[Collected data entries]
- Opening Delimiter -

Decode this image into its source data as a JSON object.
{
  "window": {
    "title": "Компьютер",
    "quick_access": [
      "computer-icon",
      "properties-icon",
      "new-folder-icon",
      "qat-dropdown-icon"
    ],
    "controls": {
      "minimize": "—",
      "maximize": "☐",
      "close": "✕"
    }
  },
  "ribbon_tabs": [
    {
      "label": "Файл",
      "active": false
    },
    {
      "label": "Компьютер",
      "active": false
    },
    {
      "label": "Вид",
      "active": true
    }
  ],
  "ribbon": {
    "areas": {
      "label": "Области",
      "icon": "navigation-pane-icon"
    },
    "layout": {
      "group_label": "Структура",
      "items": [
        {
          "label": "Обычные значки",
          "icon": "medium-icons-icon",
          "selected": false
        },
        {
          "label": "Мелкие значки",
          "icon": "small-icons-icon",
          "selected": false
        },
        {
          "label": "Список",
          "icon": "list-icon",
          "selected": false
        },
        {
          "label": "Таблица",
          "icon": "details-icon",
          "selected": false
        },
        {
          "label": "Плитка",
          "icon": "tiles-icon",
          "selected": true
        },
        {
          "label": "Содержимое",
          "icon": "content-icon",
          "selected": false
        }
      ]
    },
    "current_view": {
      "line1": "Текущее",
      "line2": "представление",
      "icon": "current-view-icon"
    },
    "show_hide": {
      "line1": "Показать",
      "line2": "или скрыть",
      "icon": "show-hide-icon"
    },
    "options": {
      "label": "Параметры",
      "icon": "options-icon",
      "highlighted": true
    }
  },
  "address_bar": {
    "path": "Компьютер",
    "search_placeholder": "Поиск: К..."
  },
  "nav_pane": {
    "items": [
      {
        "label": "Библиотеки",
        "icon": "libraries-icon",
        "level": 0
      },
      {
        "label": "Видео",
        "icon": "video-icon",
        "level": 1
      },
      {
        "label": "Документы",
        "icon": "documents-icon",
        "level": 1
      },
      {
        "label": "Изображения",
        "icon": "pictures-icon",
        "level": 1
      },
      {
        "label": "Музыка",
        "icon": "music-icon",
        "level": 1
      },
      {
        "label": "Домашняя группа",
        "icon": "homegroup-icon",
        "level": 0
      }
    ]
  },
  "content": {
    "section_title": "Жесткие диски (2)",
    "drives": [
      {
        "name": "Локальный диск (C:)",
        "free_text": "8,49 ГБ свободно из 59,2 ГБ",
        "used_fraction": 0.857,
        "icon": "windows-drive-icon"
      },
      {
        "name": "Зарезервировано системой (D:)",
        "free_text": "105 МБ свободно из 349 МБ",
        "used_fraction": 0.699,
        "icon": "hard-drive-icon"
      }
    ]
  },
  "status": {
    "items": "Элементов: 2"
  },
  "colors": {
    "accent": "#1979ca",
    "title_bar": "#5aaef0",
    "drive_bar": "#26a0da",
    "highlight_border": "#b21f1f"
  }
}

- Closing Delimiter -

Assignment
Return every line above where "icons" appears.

Solved exercise
          "icon": "medium-icons-icon",
          "icon": "small-icons-icon",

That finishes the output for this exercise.